▶ _WHAT YOU NEED TO DO_:
Please say how many lines in the records contain the word "Audio", giving only the number.

▶ _EXTRACTED ENTRIES_:

- Opening Delimiter -

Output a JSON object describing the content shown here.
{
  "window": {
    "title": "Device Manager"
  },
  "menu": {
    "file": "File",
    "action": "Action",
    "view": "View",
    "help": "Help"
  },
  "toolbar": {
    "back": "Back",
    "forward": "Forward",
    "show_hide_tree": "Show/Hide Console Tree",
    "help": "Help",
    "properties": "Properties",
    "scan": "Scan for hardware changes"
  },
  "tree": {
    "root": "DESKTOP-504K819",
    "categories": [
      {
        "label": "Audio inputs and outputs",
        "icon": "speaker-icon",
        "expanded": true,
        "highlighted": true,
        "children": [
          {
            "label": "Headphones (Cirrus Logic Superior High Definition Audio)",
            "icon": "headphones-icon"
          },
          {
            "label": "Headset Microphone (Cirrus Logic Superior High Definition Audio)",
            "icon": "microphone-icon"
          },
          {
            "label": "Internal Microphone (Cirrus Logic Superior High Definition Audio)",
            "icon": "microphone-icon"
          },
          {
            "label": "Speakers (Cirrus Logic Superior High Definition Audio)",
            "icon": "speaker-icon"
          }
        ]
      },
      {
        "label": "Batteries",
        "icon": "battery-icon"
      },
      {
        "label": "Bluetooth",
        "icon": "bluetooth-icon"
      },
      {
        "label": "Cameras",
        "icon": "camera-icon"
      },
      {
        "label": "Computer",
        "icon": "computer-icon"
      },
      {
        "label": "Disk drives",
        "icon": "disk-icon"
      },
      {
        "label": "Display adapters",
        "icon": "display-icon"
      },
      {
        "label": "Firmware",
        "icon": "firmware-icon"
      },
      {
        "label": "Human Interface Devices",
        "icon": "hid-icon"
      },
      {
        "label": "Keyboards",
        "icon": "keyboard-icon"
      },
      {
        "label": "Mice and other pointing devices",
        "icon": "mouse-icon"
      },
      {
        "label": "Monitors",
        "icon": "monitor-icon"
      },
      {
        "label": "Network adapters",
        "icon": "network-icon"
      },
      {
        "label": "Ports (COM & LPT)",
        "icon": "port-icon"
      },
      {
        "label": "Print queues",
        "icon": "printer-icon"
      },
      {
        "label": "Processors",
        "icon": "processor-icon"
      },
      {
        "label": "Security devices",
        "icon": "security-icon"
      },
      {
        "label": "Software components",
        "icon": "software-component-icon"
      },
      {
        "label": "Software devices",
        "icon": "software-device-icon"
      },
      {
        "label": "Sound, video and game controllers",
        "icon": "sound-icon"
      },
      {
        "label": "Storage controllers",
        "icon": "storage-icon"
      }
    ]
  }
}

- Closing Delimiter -

▶ _FINISHED TASK_:
5